■ Provided data
━━━━━━
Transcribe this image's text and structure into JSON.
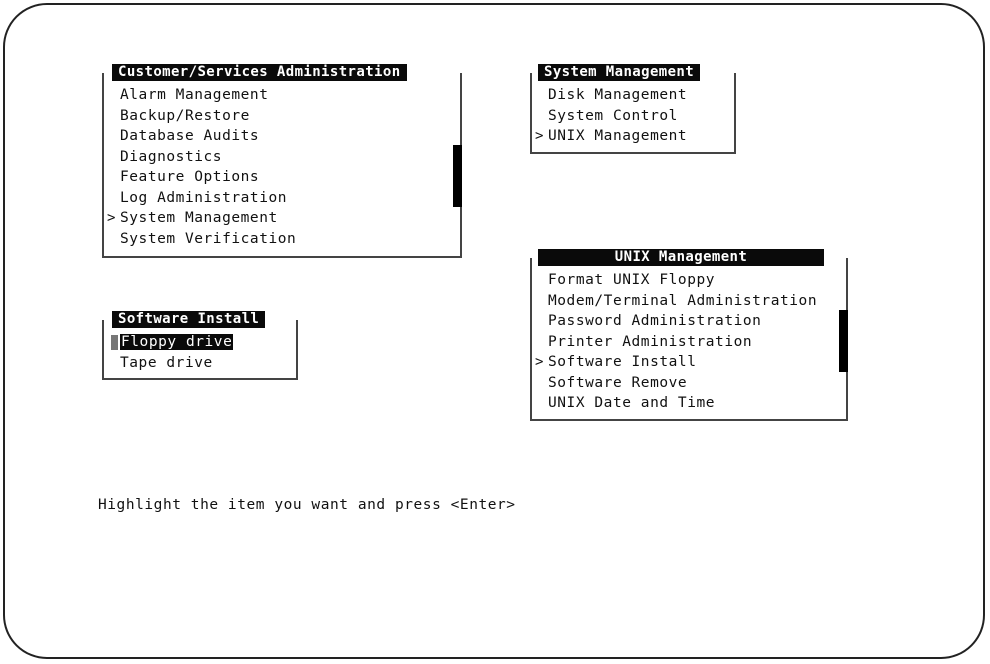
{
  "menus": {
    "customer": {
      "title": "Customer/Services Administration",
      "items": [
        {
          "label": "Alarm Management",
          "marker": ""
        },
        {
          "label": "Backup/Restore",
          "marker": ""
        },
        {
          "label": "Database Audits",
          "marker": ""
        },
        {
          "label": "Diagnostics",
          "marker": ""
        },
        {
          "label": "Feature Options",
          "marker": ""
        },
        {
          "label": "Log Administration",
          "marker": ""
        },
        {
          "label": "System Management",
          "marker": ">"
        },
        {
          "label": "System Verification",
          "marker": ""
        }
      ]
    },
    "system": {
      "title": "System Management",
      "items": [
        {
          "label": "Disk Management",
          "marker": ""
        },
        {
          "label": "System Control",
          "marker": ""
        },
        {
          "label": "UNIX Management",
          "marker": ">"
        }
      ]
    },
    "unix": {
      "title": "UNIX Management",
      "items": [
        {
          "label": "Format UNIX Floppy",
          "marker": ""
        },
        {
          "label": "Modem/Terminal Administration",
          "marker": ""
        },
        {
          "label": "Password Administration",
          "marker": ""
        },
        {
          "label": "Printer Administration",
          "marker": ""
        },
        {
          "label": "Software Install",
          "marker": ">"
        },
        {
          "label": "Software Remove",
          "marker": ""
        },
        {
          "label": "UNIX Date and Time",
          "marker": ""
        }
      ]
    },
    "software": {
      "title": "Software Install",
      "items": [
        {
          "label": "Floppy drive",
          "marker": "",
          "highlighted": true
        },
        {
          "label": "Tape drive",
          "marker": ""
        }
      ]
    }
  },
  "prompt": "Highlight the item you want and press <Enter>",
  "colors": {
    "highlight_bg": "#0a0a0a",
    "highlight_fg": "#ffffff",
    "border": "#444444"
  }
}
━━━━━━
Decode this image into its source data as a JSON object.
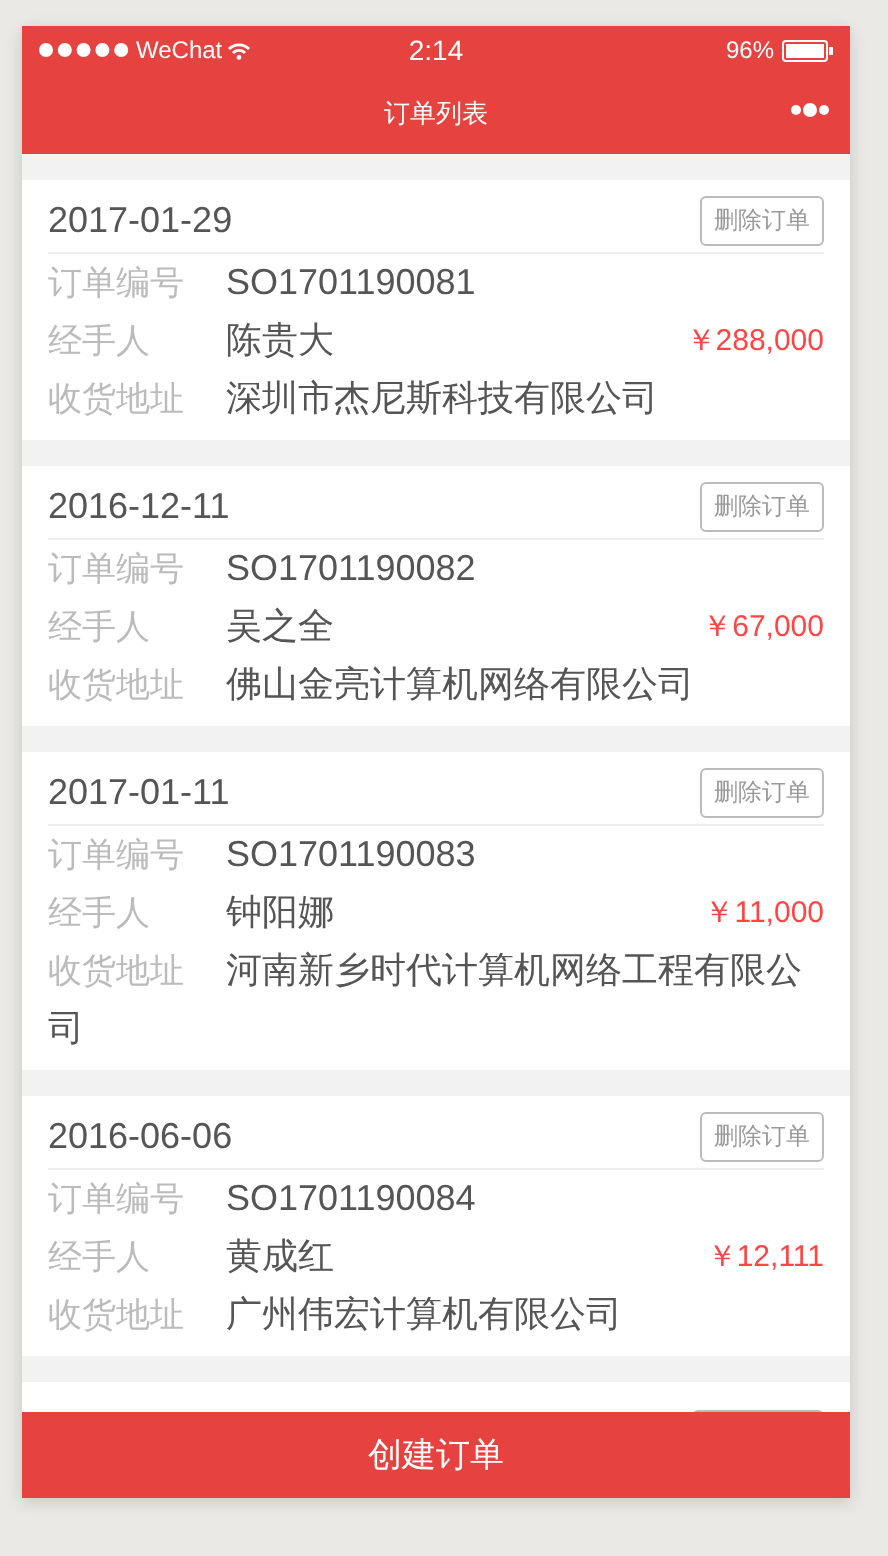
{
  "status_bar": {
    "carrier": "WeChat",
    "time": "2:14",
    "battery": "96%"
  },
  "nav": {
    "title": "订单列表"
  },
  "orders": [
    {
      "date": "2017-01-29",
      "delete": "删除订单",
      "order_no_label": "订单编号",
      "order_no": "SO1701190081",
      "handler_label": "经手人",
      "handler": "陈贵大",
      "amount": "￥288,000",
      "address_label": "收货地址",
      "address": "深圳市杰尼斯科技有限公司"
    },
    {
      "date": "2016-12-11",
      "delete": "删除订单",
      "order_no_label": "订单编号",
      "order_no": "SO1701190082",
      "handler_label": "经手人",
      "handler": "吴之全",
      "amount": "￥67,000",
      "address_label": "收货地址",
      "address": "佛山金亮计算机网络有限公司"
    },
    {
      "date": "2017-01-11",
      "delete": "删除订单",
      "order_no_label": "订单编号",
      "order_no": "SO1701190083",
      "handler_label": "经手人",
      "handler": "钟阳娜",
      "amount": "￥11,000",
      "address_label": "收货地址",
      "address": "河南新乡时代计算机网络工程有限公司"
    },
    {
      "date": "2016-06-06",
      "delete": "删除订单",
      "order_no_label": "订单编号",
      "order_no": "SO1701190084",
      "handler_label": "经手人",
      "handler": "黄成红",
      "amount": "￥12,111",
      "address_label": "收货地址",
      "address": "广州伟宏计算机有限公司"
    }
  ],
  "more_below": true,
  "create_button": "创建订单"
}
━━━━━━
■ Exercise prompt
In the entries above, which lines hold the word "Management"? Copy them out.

■ Written response
          "label": "Alarm Management",
          "label": "System Management",
      "title": "System Management",
          "label": "Disk Management",
          "label": "UNIX Management",
      "title": "UNIX Management",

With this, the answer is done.